[Recorded data]
##########

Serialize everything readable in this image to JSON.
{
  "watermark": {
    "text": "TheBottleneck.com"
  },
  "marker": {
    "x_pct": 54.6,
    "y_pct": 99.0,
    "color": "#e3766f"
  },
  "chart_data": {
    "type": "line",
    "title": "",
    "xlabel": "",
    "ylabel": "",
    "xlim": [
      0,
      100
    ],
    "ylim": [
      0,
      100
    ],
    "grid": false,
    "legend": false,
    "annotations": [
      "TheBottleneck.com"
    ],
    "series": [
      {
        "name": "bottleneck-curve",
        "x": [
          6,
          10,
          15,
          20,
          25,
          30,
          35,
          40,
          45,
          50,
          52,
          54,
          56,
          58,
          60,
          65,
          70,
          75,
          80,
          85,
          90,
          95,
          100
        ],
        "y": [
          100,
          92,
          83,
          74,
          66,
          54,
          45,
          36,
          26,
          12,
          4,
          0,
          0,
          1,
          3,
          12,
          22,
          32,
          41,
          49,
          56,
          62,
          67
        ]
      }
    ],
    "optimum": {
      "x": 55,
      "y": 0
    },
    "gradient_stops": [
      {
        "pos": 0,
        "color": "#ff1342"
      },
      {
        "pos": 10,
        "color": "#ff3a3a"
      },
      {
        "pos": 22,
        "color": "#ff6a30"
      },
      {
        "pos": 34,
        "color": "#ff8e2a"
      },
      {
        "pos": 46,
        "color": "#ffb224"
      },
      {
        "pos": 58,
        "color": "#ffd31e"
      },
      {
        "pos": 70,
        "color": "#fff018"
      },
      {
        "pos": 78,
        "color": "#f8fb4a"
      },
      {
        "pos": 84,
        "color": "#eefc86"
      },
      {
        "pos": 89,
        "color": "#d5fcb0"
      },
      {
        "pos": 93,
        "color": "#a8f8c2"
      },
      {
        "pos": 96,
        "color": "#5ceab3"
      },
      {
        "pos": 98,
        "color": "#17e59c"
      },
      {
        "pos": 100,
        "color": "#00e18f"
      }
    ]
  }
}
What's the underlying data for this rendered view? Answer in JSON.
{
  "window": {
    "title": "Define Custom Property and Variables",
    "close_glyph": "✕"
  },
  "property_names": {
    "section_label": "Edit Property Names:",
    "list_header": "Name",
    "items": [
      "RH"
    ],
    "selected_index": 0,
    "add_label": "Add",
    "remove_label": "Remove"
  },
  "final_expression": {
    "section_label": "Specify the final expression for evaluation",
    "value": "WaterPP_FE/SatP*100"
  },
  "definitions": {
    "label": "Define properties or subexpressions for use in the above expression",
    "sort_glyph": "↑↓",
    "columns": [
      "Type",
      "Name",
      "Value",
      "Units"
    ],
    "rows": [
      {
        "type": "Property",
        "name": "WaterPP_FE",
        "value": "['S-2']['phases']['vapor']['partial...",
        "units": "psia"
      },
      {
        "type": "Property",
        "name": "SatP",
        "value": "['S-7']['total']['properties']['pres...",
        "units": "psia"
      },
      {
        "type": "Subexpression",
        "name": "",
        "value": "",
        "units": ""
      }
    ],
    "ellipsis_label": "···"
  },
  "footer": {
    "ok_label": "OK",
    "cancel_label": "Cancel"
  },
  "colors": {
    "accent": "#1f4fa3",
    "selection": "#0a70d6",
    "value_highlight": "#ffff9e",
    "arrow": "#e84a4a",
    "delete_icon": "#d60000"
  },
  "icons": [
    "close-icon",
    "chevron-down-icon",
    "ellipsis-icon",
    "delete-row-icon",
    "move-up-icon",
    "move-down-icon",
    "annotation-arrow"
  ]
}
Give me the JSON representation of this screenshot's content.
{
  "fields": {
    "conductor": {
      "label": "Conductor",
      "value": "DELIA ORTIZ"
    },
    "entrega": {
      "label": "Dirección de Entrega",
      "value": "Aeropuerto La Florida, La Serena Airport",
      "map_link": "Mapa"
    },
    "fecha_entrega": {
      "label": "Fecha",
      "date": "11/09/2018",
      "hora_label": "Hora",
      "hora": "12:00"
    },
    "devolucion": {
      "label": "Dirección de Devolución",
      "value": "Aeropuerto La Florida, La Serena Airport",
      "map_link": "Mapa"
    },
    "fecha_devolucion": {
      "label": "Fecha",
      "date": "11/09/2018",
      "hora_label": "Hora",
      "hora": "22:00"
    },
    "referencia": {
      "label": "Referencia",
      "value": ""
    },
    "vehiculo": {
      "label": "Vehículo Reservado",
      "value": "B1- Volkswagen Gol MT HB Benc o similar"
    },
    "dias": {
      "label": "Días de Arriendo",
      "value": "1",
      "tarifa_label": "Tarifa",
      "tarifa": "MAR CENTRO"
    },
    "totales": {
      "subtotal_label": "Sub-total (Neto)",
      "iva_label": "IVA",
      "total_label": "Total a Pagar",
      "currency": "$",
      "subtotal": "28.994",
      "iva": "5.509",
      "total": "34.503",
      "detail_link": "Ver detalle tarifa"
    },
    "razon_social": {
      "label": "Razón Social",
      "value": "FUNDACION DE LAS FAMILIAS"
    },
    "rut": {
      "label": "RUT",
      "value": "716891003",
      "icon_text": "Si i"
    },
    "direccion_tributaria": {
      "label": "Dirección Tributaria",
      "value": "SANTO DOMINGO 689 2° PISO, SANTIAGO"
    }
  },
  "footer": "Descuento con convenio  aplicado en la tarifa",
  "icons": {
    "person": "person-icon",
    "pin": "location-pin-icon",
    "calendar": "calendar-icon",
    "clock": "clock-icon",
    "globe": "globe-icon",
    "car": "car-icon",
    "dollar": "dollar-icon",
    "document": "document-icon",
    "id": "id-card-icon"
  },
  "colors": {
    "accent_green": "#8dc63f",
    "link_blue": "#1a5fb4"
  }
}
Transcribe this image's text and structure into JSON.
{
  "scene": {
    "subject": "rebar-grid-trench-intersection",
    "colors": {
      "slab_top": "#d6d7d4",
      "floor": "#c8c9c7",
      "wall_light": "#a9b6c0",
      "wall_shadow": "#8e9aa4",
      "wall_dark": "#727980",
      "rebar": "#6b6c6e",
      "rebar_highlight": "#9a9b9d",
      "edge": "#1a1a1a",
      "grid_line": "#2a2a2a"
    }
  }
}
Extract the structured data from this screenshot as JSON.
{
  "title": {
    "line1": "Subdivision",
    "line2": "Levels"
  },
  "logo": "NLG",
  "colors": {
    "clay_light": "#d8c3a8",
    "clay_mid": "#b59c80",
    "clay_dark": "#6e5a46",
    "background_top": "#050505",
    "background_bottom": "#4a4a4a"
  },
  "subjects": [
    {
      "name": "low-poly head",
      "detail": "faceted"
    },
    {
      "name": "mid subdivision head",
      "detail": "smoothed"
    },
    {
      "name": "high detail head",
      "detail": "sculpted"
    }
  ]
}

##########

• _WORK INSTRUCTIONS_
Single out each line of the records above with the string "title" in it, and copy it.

• _RESPONSE AREA_
    "title": "",
    "title": "Define Custom Property and Variables",
  "title": {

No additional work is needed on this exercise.